I have been writing for a lot of year about December 21 being may least favorite but best day. It has the least hope, the least light, the most darkness of any day of the year,
Tomorrow is a brighter day.
There will be incrementally more light tomorrow than today.
Today is as dark as it gets.
I think of December 21 as so low that down is up day.
The day that marks when you’ve gone to the bottom of the pit and to move in any direction is up.
I find winter hard. Generally.
And this-the winter of 2020 happened.
The year that was a train wreck inside of a dumpster fire wrapped in a tsunami.
And to be at the bottom of this pit for many this year isn’t relief. For many, during this time of pandemic, it feels like we hit bottom…
…and then a trap door opened and we fell through still lower.
During the pandemic, many have hit bottom–and are still falling lower.
It’s heartbreaking for those in free fall. Some are not just finding it hard, it is excruciating. Painful. Bleak. Desperate. Darker than dark. It was hard–felt it couldn’t get any harder–and then it did.
It’s a desperate feeling to be as low as one can go–and yet fall still lower.
It feels desperately bleak. Hopeless. Like this might be the pit from which there is no emerging. This will be the pit that will finish a person off.
A therapist colleague was telling me about an acute health crisis her husband had a few months before we spoke. When he arrived in hospital they worked quickly to save his life. They were told that if he had arrived 10 minutes later, he would have died.
It could have been later–they were in a faraway country with difficult roads and inconsistent travel. He was alive–and very fortunate to have made it.
She told me, “If he had died, I couldn’t have gone on. I couldn’t have made it. It would have killed me.”
She meant it.
Or at least she thought she did.

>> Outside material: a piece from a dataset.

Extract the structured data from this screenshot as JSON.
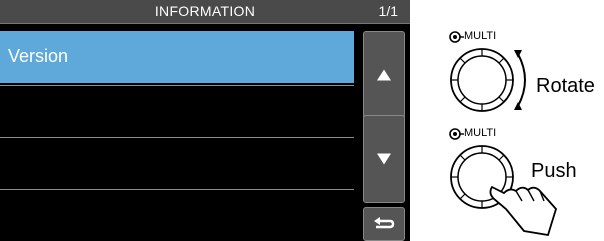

I have an honest relationship with her and us therapists–well, we can get blunt sometimes when the situation calls for it. So I called her on it.
“Nope. I don’t think so. It wouldn’t have killed you. It only felt like it would have. Feeling like you wouldn’t make it and actually not making it are two different things.”
I went on to remind her of how we had each sat with people in the pit of despair–convinced they wouldn’t make it. The KNEW they would never feel better. Sometimes, after the death of a spouse or a child. Sometimes with depression. Sometimes with a combination of tragedy that would take their breath away. They knew they wouldn’t make it. They expected the despair to kill them.
But the desperate anguish did not kill them. It was excruciating. It felt unbearable. But they bore it–because, well, that’s what we do when we humans are in excruciating circumstances.
And they don’t feel like they are getting better. But when we look back months later, they realize that it still isn’t easy, but they made it through.
I have witnessed hope after despair often enough that I trust it.
People can do hard things. We can bear excruciating pain.
It feels like it will last forever.
But it doesn’t.
When I spoke with her, she nodded slowly. She remembered again–it would be hard to live life without her husband–but she would make it.
Lois Lane forgets that sometimes, “All you have to do is look” can sound condescending. Looking for the hope is really hard sometimes.
Maybe you don’t have to look today. Maybe you can just trust me that although you might not feel like you can see hope, it won’t last for ever.